~ Jane Austen, Anne Telscombe, Marie Dobbs, Sanditon: Jane Austen’s Last Novel Completed ~

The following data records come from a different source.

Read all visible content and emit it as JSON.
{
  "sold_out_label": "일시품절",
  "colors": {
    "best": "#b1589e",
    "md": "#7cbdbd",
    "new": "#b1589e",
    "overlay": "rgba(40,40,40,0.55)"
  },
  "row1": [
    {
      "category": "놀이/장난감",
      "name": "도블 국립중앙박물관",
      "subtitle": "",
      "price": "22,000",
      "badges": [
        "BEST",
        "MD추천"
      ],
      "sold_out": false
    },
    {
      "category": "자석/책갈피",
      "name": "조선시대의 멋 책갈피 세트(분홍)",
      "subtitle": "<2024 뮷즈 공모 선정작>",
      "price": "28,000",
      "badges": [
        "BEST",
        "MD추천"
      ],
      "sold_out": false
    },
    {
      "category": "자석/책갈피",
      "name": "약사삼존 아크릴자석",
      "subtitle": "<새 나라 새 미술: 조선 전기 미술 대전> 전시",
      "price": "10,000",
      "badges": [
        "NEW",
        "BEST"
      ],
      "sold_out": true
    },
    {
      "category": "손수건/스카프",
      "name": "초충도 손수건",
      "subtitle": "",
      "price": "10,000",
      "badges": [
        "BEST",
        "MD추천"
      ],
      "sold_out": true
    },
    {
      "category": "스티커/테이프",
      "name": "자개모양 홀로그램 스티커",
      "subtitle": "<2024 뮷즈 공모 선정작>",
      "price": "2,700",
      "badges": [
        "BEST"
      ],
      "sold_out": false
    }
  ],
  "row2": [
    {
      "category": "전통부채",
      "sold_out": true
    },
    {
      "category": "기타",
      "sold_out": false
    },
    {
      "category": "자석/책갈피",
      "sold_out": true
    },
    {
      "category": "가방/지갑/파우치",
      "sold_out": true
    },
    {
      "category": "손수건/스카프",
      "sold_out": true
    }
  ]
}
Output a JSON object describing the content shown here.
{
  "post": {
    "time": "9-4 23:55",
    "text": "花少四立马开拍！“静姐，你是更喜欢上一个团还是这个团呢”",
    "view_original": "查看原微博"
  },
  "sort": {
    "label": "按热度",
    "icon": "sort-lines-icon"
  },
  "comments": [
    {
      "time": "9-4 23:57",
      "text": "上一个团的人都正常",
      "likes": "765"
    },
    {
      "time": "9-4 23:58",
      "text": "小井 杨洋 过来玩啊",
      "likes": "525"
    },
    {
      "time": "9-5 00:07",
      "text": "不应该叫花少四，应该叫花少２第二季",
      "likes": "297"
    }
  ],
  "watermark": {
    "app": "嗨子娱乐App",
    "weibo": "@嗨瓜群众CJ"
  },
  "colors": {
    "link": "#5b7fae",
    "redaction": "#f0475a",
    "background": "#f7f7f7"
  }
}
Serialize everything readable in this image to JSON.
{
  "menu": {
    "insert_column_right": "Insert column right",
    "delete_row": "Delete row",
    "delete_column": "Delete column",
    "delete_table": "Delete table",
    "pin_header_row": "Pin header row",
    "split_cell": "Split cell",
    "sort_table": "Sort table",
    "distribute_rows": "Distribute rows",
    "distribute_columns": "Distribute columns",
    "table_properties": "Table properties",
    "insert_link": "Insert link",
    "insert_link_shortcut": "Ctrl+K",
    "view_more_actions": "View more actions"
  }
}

It is a truth universally acknowledged that Jane Austen fans (at least here in the U.S.), will watch anything that’s connected to her books. As a fan of Andrew Davies’ 1995 adaptation of Pride and Prejudice, I’m excited for this eight episode mini-series, based on her last unfinished novel, which is beginning Sunday night on PBS. If you haven’t see the trailer, check it out.